Top of PROVIDED INFORMATION
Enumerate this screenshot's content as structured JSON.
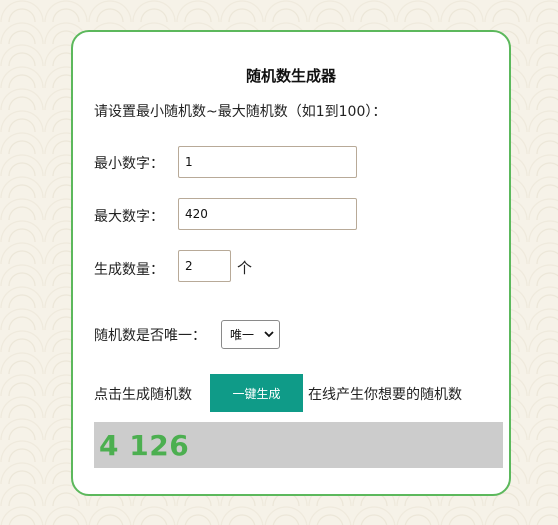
{
  "generator": {
    "title": "随机数生成器",
    "instruction": "请设置最小随机数~最大随机数（如1到100）：",
    "min_label": "最小数字：",
    "min_value": "1",
    "max_label": "最大数字：",
    "max_value": "420",
    "count_label": "生成数量：",
    "count_value": "2",
    "count_unit": "个",
    "unique_label": "随机数是否唯一：",
    "unique_selected": "唯一",
    "click_prefix": "点击生成随机数",
    "generate_button": "一键生成",
    "click_suffix": "在线产生你想要的随机数",
    "result": "4 126"
  },
  "colors": {
    "card_border": "#5cb85c",
    "button_bg": "#0f9b88",
    "result_bg": "#cccccc",
    "result_text": "#4caf50",
    "page_bg": "#f6f2e8"
  }
}
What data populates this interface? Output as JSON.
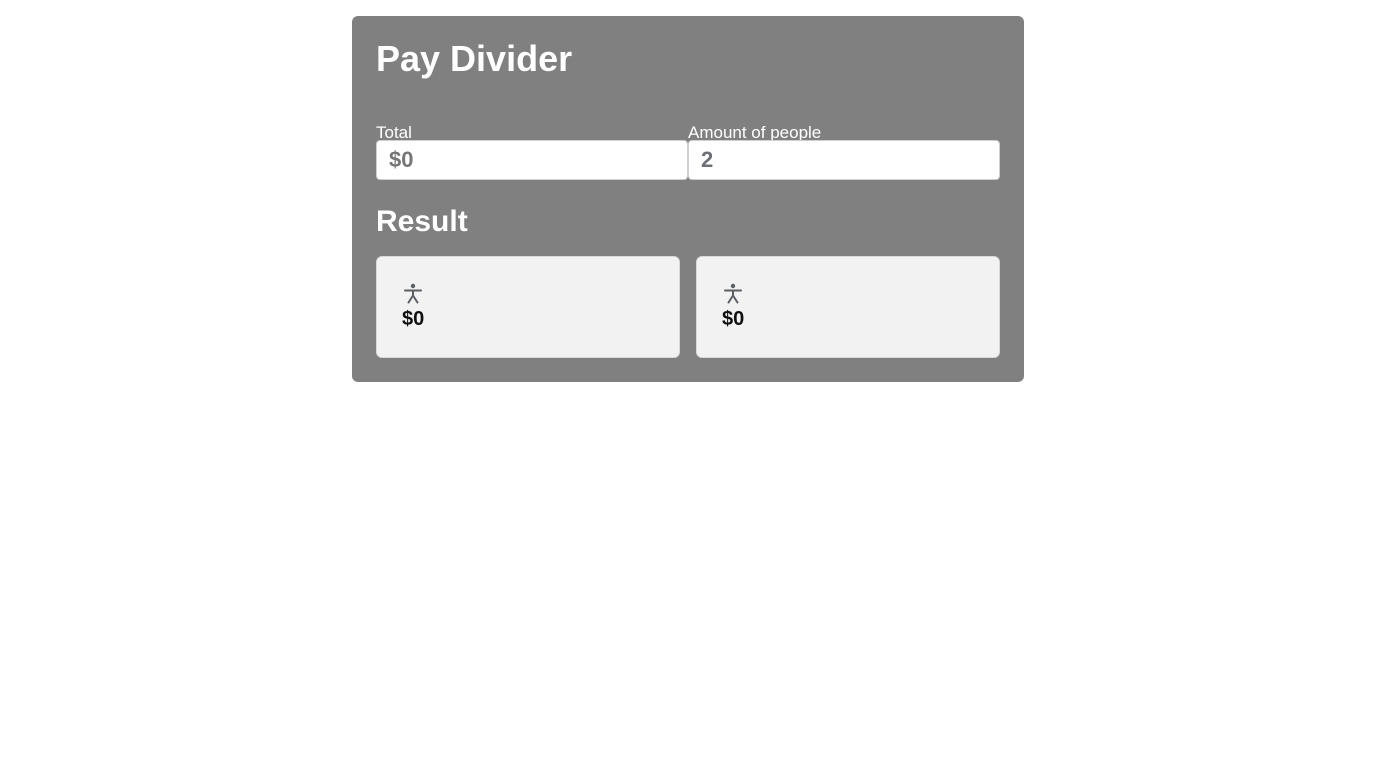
{
  "app": {
    "title": "Pay Divider"
  },
  "form": {
    "total_label": "Total",
    "total_placeholder": "$0",
    "people_label": "Amount of people",
    "people_value": "2"
  },
  "result": {
    "title": "Result",
    "people": [
      {
        "icon": "person-icon",
        "amount": "$0"
      },
      {
        "icon": "person-icon",
        "amount": "$0"
      }
    ]
  },
  "colors": {
    "panel_background": "#808080",
    "card_background": "#f2f2f2",
    "input_text": "#6b6f76",
    "heading_text": "#ffffff"
  }
}
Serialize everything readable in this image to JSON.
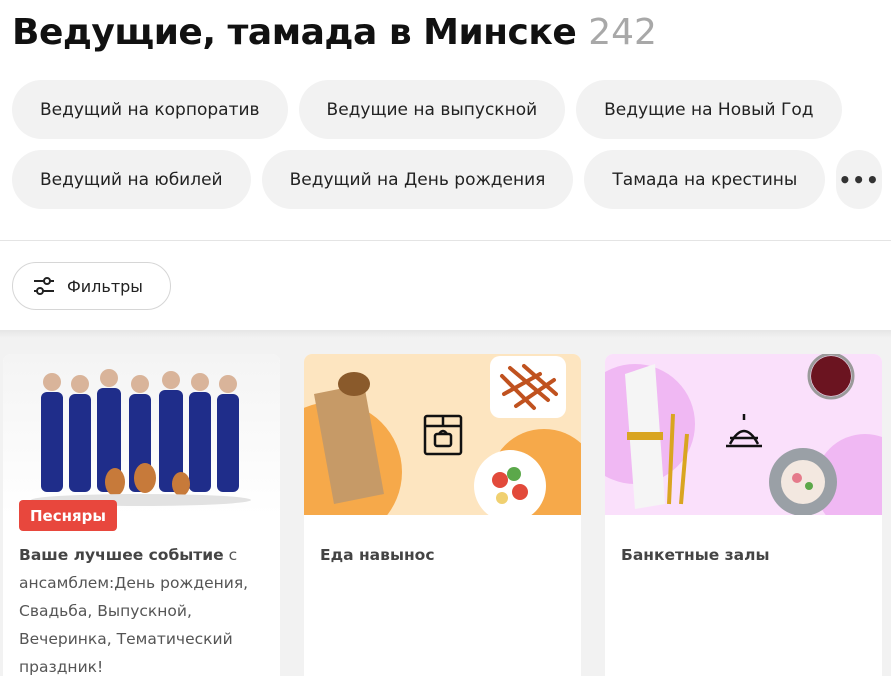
{
  "header": {
    "title": "Ведущие, тамада в Минске",
    "count": "242"
  },
  "chips": {
    "row1": [
      "Ведущий на корпоратив",
      "Ведущие на выпускной",
      "Ведущие на Новый Год"
    ],
    "row2": [
      "Ведущий на юбилей",
      "Ведущий на День рождения",
      "Тамада на крестины"
    ],
    "more": "•••"
  },
  "filters": {
    "label": "Фильтры"
  },
  "cards": [
    {
      "badge": "Песняры",
      "title": "Ваше лучшее событие",
      "text": " с ансамблем:День рождения, Свадьба, Выпускной, Вечеринка, Тематический праздник!"
    },
    {
      "title": "Еда навынос"
    },
    {
      "title": "Банкетные залы"
    }
  ],
  "colors": {
    "badge": "#e8473d",
    "chip_bg": "#f2f2f2",
    "count": "#a8a8a8"
  }
}
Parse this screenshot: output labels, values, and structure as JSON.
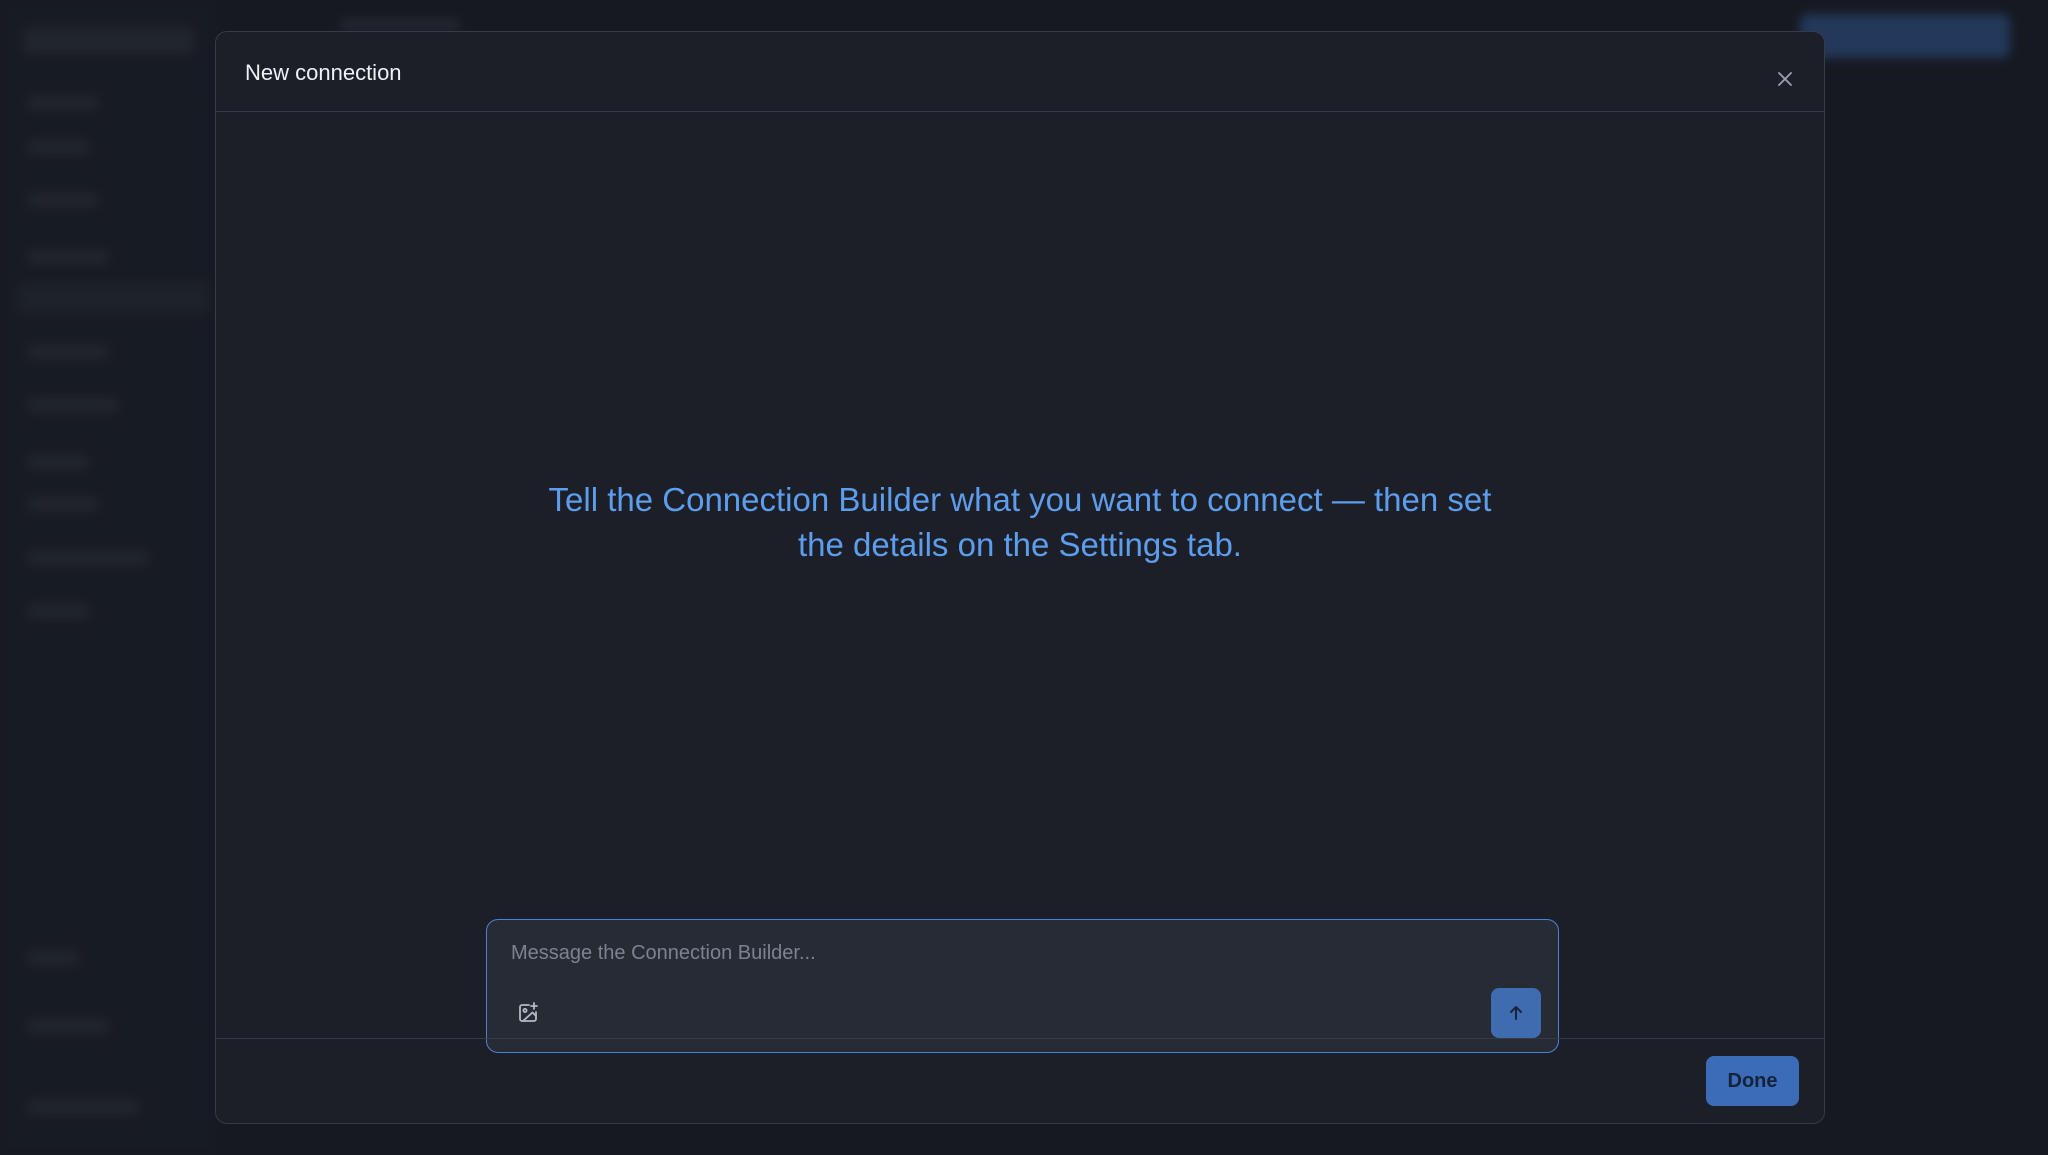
{
  "modal": {
    "title": "New connection",
    "empty_message_line1": "Tell the Connection Builder what you want to connect — then set",
    "empty_message_line2": "the details on the Settings tab.",
    "composer": {
      "placeholder": "Message the Connection Builder...",
      "value": ""
    },
    "footer": {
      "done_label": "Done"
    }
  },
  "icons": {
    "close": "close-icon",
    "attach": "image-plus-icon",
    "send": "arrow-up-icon"
  },
  "colors": {
    "accent": "#5d9ded",
    "send_button": "#3f6bb0",
    "done_button": "#3b6cb8",
    "modal_bg": "#1c1f27"
  }
}
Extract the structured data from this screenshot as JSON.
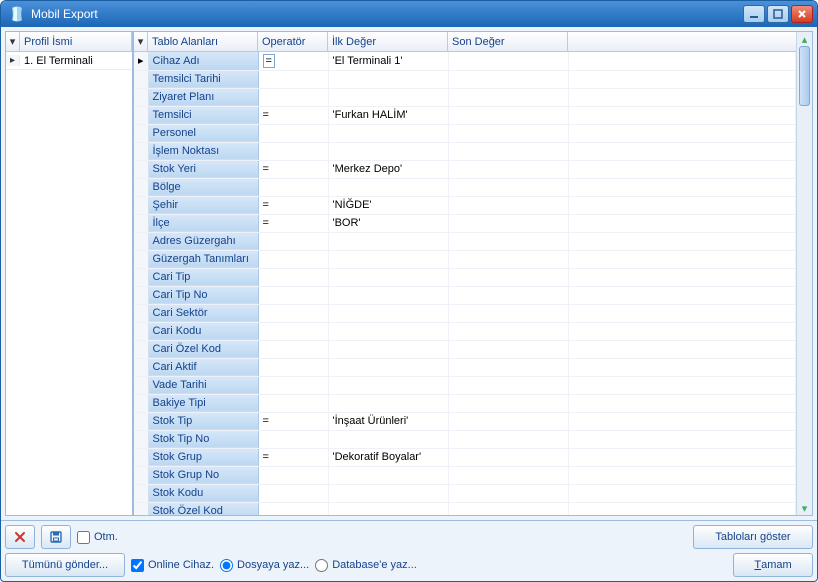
{
  "window": {
    "title": "Mobil Export"
  },
  "left": {
    "header": "Profil İsmi",
    "row_label": "1. El Terminali"
  },
  "grid": {
    "columns": {
      "field": "Tablo Alanları",
      "op": "Operatör",
      "first": "İlk Değer",
      "last": "Son Değer"
    },
    "rows": [
      {
        "field": "Cihaz Adı",
        "op": "=",
        "first": "'El Terminali 1'",
        "last": "",
        "current": true
      },
      {
        "field": "Temsilci Tarihi",
        "op": "",
        "first": "",
        "last": ""
      },
      {
        "field": "Ziyaret Planı",
        "op": "",
        "first": "",
        "last": ""
      },
      {
        "field": "Temsilci",
        "op": "=",
        "first": "'Furkan HALİM'",
        "last": ""
      },
      {
        "field": "Personel",
        "op": "",
        "first": "",
        "last": ""
      },
      {
        "field": "İşlem Noktası",
        "op": "",
        "first": "",
        "last": ""
      },
      {
        "field": "Stok Yeri",
        "op": "=",
        "first": "'Merkez Depo'",
        "last": ""
      },
      {
        "field": "Bölge",
        "op": "",
        "first": "",
        "last": ""
      },
      {
        "field": "Şehir",
        "op": "=",
        "first": "'NİĞDE'",
        "last": ""
      },
      {
        "field": "İlçe",
        "op": "=",
        "first": "'BOR'",
        "last": ""
      },
      {
        "field": "Adres Güzergahı",
        "op": "",
        "first": "",
        "last": ""
      },
      {
        "field": "Güzergah Tanımları",
        "op": "",
        "first": "",
        "last": ""
      },
      {
        "field": "Cari Tip",
        "op": "",
        "first": "",
        "last": ""
      },
      {
        "field": "Cari Tip No",
        "op": "",
        "first": "",
        "last": ""
      },
      {
        "field": "Cari Sektör",
        "op": "",
        "first": "",
        "last": ""
      },
      {
        "field": "Cari Kodu",
        "op": "",
        "first": "",
        "last": ""
      },
      {
        "field": "Cari Özel Kod",
        "op": "",
        "first": "",
        "last": ""
      },
      {
        "field": "Cari Aktif",
        "op": "",
        "first": "",
        "last": ""
      },
      {
        "field": "Vade Tarihi",
        "op": "",
        "first": "",
        "last": ""
      },
      {
        "field": "Bakiye Tipi",
        "op": "",
        "first": "",
        "last": ""
      },
      {
        "field": "Stok Tip",
        "op": "=",
        "first": "'İnşaat Ürünleri'",
        "last": ""
      },
      {
        "field": "Stok Tip No",
        "op": "",
        "first": "",
        "last": ""
      },
      {
        "field": "Stok Grup",
        "op": "=",
        "first": "'Dekoratif Boyalar'",
        "last": ""
      },
      {
        "field": "Stok Grup No",
        "op": "",
        "first": "",
        "last": ""
      },
      {
        "field": "Stok Kodu",
        "op": "",
        "first": "",
        "last": ""
      },
      {
        "field": "Stok Özel Kod",
        "op": "",
        "first": "",
        "last": ""
      }
    ]
  },
  "footer": {
    "otm_label": "Otm.",
    "otm_checked": false,
    "show_tables": "Tabloları göster",
    "send_all": "Tümünü gönder...",
    "online_device_label": "Online Cihaz.",
    "online_device_checked": true,
    "write_file": "Dosyaya yaz...",
    "write_db": "Database'e yaz...",
    "write_selected": "file",
    "ok": "Tamam"
  }
}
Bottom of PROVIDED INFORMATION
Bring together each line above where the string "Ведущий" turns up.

      "Ведущий на корпоратив",
      "Ведущий на юбилей",
      "Ведущий на День рождения",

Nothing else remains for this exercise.